Task:
What is needed here is every record, retyped without any change.

[Items from a dataset]

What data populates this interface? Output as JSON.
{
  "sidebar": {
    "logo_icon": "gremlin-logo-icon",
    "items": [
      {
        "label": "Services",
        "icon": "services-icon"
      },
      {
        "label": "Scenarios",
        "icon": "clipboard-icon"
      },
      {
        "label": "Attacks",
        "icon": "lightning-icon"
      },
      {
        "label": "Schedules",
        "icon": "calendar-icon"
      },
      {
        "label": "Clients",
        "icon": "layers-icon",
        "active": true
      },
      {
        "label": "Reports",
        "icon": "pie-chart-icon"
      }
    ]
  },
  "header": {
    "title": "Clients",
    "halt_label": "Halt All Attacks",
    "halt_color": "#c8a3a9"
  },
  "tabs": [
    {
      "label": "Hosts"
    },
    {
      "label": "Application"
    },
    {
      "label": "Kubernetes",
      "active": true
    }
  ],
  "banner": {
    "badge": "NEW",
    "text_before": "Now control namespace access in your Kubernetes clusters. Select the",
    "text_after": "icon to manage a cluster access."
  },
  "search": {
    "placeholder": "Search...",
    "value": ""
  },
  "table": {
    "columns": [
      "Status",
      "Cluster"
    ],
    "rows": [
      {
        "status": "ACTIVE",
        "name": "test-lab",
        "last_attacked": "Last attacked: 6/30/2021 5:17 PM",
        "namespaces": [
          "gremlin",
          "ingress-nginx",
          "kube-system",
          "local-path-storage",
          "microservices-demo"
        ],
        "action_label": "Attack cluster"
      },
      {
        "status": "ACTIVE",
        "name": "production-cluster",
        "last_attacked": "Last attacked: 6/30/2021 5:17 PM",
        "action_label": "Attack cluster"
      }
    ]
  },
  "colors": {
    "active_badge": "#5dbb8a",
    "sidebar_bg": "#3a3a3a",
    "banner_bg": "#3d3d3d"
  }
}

Your response:
What data populates this interface? Output as JSON.
{
  "sidebar": {
    "logo_icon": "gremlin-logo-icon",
    "items": [
      {
        "label": "Services",
        "icon": "services-icon"
      },
      {
        "label": "Scenarios",
        "icon": "clipboard-icon"
      },
      {
        "label": "Attacks",
        "icon": "lightning-icon"
      },
      {
        "label": "Schedules",
        "icon": "calendar-icon"
      },
      {
        "label": "Clients",
        "icon": "layers-icon",
        "active": true
      },
      {
        "label": "Reports",
        "icon": "pie-chart-icon"
      }
    ]
  },
  "header": {
    "title": "Clients",
    "halt_label": "Halt All Attacks",
    "halt_color": "#c8a3a9"
  },
  "tabs": [
    {
      "label": "Hosts"
    },
    {
      "label": "Application"
    },
    {
      "label": "Kubernetes",
      "active": true
    }
  ],
  "banner": {
    "badge": "NEW",
    "text_before": "Now control namespace access in your Kubernetes clusters. Select the",
    "text_after": "icon to manage a cluster access."
  },
  "search": {
    "placeholder": "Search...",
    "value": ""
  },
  "table": {
    "columns": [
      "Status",
      "Cluster"
    ],
    "rows": [
      {
        "status": "ACTIVE",
        "name": "test-lab",
        "last_attacked": "Last attacked: 6/30/2021 5:17 PM",
        "namespaces": [
          "gremlin",
          "ingress-nginx",
          "kube-system",
          "local-path-storage",
          "microservices-demo"
        ],
        "action_label": "Attack cluster"
      },
      {
        "status": "ACTIVE",
        "name": "production-cluster",
        "last_attacked": "Last attacked: 6/30/2021 5:17 PM",
        "action_label": "Attack cluster"
      }
    ]
  },
  "colors": {
    "active_badge": "#5dbb8a",
    "sidebar_bg": "#3a3a3a",
    "banner_bg": "#3d3d3d"
  }
}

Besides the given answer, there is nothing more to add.